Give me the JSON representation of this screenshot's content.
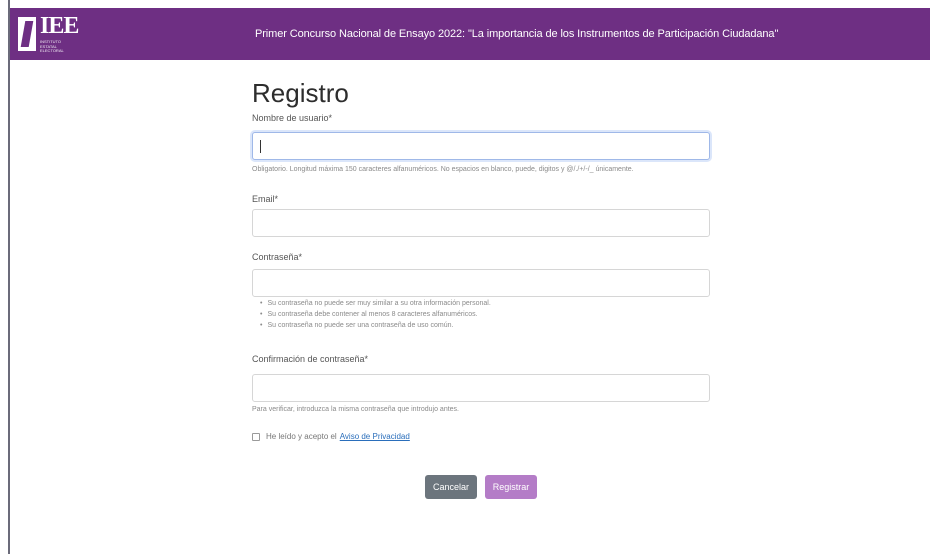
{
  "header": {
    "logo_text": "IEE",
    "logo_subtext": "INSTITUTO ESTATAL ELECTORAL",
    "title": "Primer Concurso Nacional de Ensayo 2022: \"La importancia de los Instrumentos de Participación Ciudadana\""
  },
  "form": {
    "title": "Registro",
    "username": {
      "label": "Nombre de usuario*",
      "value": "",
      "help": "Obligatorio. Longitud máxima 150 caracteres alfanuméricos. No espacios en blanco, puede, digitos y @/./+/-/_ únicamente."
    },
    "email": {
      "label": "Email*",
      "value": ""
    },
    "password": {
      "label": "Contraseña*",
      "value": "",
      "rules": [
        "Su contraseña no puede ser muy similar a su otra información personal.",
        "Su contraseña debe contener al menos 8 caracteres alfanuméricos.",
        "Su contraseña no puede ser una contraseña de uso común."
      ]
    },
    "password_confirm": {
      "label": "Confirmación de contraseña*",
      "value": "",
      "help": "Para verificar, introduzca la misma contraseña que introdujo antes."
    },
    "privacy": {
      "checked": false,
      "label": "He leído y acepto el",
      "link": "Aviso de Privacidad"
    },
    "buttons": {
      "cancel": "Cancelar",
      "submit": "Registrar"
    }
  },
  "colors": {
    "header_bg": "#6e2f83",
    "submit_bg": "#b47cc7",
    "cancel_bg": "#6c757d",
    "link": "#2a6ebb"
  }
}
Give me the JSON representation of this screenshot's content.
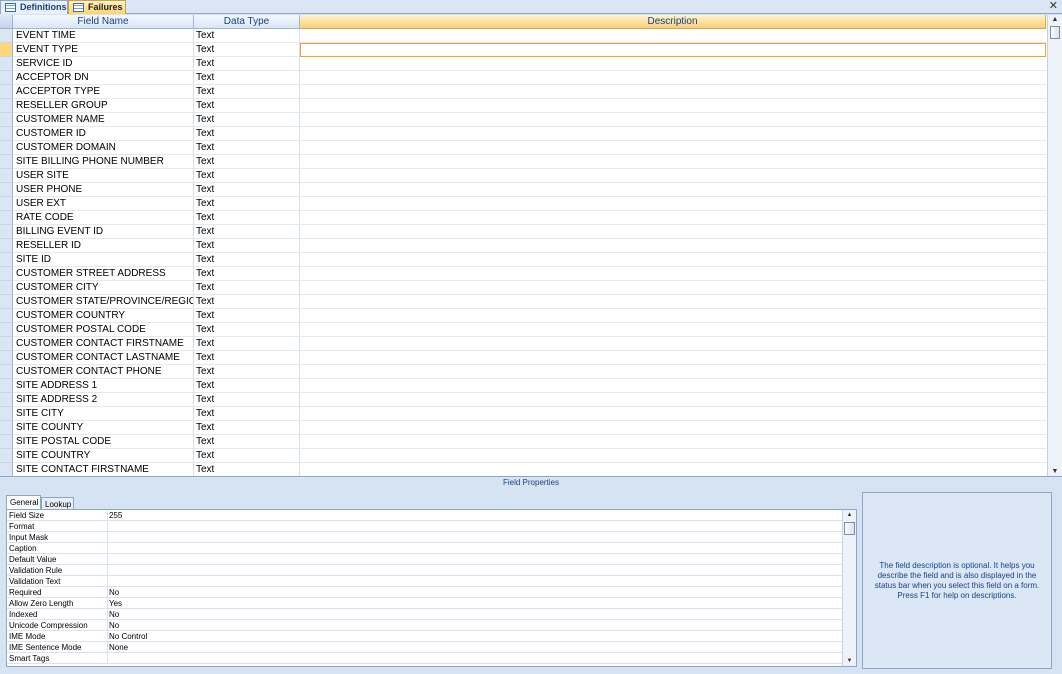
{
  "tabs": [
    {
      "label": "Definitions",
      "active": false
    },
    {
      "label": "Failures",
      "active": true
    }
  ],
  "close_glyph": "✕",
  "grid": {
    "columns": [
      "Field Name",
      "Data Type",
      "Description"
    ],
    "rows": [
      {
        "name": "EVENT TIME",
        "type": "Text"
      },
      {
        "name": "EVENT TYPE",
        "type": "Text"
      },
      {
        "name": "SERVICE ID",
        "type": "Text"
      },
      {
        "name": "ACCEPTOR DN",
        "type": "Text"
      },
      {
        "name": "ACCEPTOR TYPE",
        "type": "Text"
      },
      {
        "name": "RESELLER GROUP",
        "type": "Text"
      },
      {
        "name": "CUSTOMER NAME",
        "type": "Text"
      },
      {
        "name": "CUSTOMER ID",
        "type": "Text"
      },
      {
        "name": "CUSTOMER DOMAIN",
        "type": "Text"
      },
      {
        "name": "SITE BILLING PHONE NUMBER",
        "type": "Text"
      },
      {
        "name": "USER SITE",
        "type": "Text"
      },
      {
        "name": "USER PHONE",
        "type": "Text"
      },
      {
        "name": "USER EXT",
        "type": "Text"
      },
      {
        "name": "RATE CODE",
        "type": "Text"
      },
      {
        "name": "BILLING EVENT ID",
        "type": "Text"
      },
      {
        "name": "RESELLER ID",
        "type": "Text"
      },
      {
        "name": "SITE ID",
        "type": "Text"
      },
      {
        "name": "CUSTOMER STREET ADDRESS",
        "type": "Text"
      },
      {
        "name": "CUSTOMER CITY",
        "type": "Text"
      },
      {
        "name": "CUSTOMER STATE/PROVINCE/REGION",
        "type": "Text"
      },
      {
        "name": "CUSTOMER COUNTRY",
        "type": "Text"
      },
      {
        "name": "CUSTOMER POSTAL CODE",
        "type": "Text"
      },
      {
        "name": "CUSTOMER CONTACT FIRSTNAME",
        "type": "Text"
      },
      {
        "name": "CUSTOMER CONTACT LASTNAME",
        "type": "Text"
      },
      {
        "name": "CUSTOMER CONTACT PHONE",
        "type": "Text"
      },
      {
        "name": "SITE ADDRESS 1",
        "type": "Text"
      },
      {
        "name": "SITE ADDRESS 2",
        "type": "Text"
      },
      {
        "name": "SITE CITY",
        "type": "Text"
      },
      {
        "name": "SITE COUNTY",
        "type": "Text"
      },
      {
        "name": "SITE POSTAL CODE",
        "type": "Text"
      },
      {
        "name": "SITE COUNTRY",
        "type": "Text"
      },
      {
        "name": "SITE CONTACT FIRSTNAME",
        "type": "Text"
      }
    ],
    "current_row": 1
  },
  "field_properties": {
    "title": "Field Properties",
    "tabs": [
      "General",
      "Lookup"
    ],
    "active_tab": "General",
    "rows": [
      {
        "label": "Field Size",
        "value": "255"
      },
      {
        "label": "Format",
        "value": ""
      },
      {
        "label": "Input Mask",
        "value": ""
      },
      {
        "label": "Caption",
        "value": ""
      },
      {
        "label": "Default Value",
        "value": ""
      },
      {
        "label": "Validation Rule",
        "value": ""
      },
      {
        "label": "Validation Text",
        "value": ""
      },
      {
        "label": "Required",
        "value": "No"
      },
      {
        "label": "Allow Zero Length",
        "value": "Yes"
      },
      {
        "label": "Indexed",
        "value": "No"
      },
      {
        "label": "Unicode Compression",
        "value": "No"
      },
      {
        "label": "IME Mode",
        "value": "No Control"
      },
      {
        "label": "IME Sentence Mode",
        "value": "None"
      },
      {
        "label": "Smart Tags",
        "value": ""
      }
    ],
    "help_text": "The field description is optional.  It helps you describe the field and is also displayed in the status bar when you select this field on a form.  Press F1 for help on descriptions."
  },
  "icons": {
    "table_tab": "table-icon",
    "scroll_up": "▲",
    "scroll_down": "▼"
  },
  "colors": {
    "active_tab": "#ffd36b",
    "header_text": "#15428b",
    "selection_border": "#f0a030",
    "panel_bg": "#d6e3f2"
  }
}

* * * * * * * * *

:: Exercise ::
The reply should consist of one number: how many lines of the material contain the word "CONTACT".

:: Result of this task ::
4